It appears that we have become so familiar with the dreaded COVID-19 pandemic and its effects that we are losing sight of the overall impact on us as human beings, breadwinners and citizens, as well as responsible people with a duty to protect ourselves and others.
For those who are lucky not to have a family member afflicted by the disease, its poison appears to be light years away and possibility of us being infected very remote. However, for those who visit hospitals to be treated or see family people, the reality is still stark and grim.
But that may be, probably, because the numbers of those dead or convalescing or getting infected have drastically reduced as a result of interventions put in place by government, including testing, tracing and treating.
However more secured we have become, particularly in this part of the world, the harrowing pictures of doctors in other parts of the world overwhelmed with COVID-19 patients, morgues overflowing with dead bodies and crematoriums blazing with rituals should scare us to sit up and commit ourselves to soldier on in collectively fighting the pandemic.
From the US and UK, through Canada, Russia, Germany to France and Italy, the reports we see daily on our TV channels show that it is still a long haul decisively winning the fight against the pandemic, without vaccination programmes.
It had been a long battle searching for potent vaccines after we began putting in place preventive measures approved by the World Health Organisation and the Ghana Health Service. Across countries, we embraced the safety protocols in respect of washing our hands with soap under running water, using sanitizers, keeping social distances and getting ourselves masked in public.
Additionally, we were advised on the need to take nutritious diets, particularly laced with fruits and vegetables, to stay healthy while taking our meals hot. The results were satisfactory, and though we still lost precious lives, we were rated among the best in fighting the pandemic.
Heated search for vaccines

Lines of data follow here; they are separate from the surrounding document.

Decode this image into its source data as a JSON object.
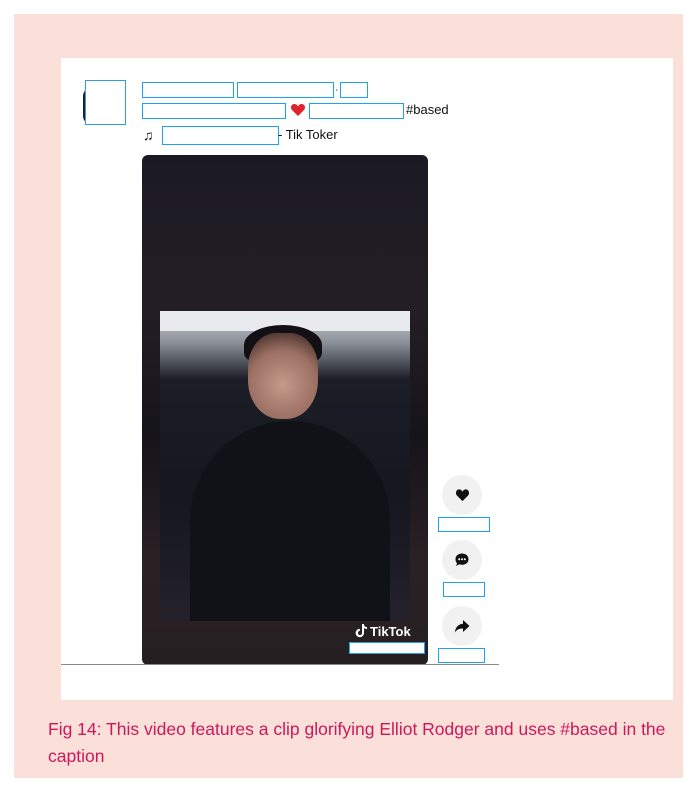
{
  "post": {
    "caption_hashtag": "#based",
    "sound": {
      "note_symbol": "♫",
      "suffix": "- Tik Toker"
    },
    "video": {
      "watermark_text": "TikTok"
    },
    "actions": {
      "like_icon": "heart-icon",
      "comment_icon": "comment-icon",
      "share_icon": "share-icon"
    }
  },
  "caption": {
    "text": "Fig 14: This video features a clip glorifying Elliot Rodger and uses #based in the caption"
  },
  "colors": {
    "panel_background": "#fbe0d9",
    "caption_color": "#d0175c",
    "redaction_border": "#1da1f2",
    "heart_red": "#e0242c"
  }
}
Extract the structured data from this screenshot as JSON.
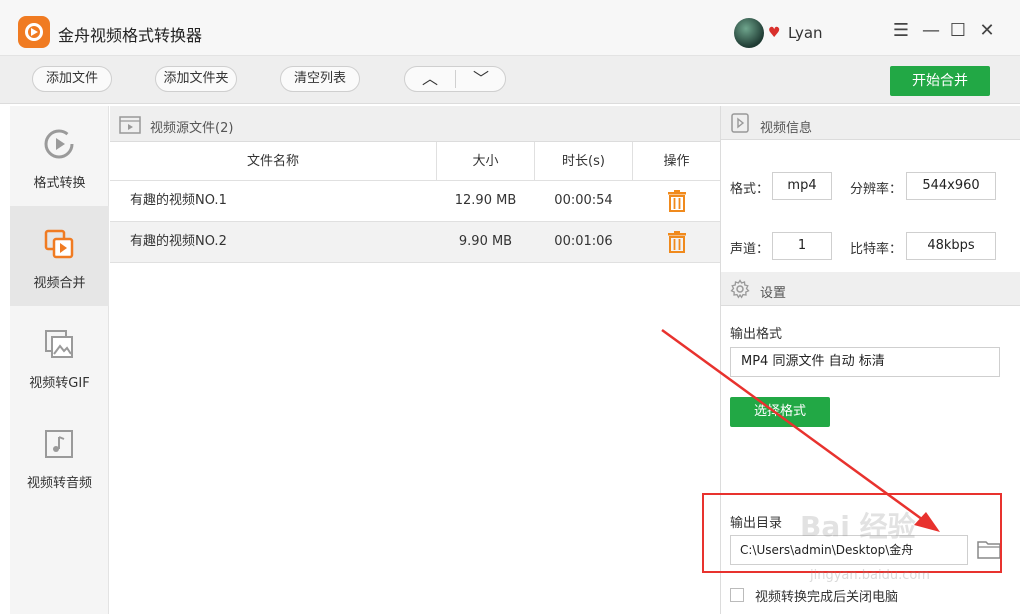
{
  "app": {
    "title": "金舟视频格式转换器",
    "user": "Lyan"
  },
  "window_controls": {
    "menu": "☰",
    "minimize": "—",
    "maximize": "☐",
    "close": "✕"
  },
  "toolbar": {
    "add_file": "添加文件",
    "add_folder": "添加文件夹",
    "clear_list": "清空列表",
    "move_up": "︿",
    "move_down": "﹀",
    "start_merge": "开始合并"
  },
  "sidebar": {
    "items": [
      {
        "label": "格式转换",
        "icon": "play-circle-icon"
      },
      {
        "label": "视频合并",
        "icon": "merge-video-icon"
      },
      {
        "label": "视频转GIF",
        "icon": "image-icon"
      },
      {
        "label": "视频转音频",
        "icon": "music-icon"
      }
    ],
    "active_index": 1
  },
  "file_list": {
    "title": "视频源文件(2)",
    "columns": [
      "文件名称",
      "大小",
      "时长(s)",
      "操作"
    ],
    "rows": [
      {
        "name": "有趣的视频NO.1",
        "size": "12.90 MB",
        "duration": "00:00:54"
      },
      {
        "name": "有趣的视频NO.2",
        "size": "9.90 MB",
        "duration": "00:01:06"
      }
    ]
  },
  "video_info": {
    "title": "视频信息",
    "format_label": "格式：",
    "format_value": "mp4",
    "resolution_label": "分辨率：",
    "resolution_value": "544x960",
    "channel_label": "声道：",
    "channel_value": "1",
    "bitrate_label": "比特率：",
    "bitrate_value": "48kbps"
  },
  "settings": {
    "title": "设置",
    "output_format_label": "输出格式",
    "output_format_value": "MP4 同源文件 自动 标清",
    "select_format_button": "选择格式",
    "output_dir_label": "输出目录",
    "output_dir_value": "C:\\Users\\admin\\Desktop\\金舟",
    "shutdown_label": "视频转换完成后关闭电脑"
  },
  "overlay": {
    "watermark": "Bai 经验",
    "watermark_url": "jingyan.baidu.com"
  },
  "colors": {
    "accent_green": "#22a845",
    "accent_orange": "#f08a1d",
    "annotation_red": "#e8322e"
  }
}
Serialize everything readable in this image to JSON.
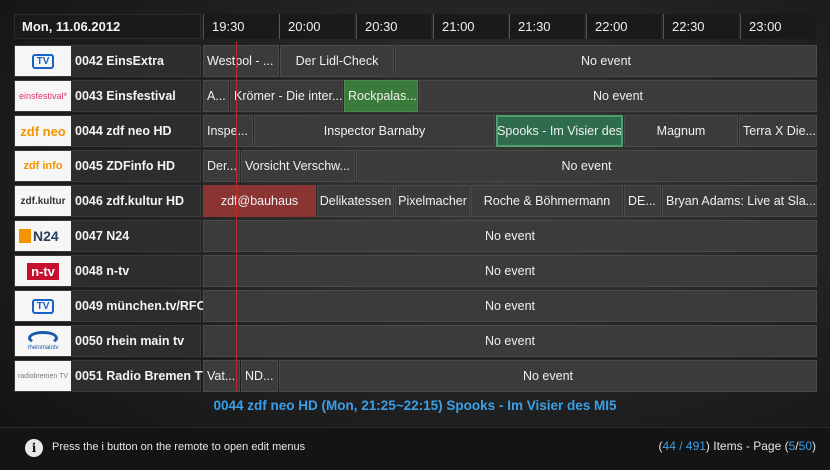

It was a whole professional and academic battle when we began a search for potent vaccines in moving up the scale to confront the pandemic, as political propagandists in our part of the sub-region made ugly noises scaring citizens away from credible efforts to save lives while improving livelihoods through support to small scale businesses.
Months into the vaccination initiative, the success rate has been largely impressive, in spite of the negative propaganda and attempts to deprecate certain brands of the vaccines by some professionals.
GHS official launch
Having scored excellent in COVID-19 management at development level, with Ghana leading as among the few nations that scored a positive growth under COVID-19, the imperative to sustain that position and even do better becomes compelling.
Unfortunately, the picture we have at the moment does not seem to suggest that we intend fighting on. From our markets and streets and transport yards through some public institutions and buses, the safety protocols, the compliance of which largely saved us, have been compromised.
We have become complacent and indifferent to the fact that the pandemic is still closer to us than the dress we wear.
That is why we commend the Ghana Health Service and allied agencies, as well as our health sector workers, for bringing the vaccination exercise closer to us in our communities so that we can sustain the fight.
Launching the national five-day programme, dubbed ‘Operation 2.5 million doses in five day’, the Minister of Health, Kwaku Agyemang-Manu, cautioned that the pandemic still has enough venom to cause disease, death and disruption, having pushed even some of the most advanced health systems to the edge.
It is in that light that we appeal to all Ghanaians to ignore the propagandists, and report to the nearest vaccination points to take their doses. Doing so is in our own interests, as we seek to protect ourselves and families as well as livelihoods.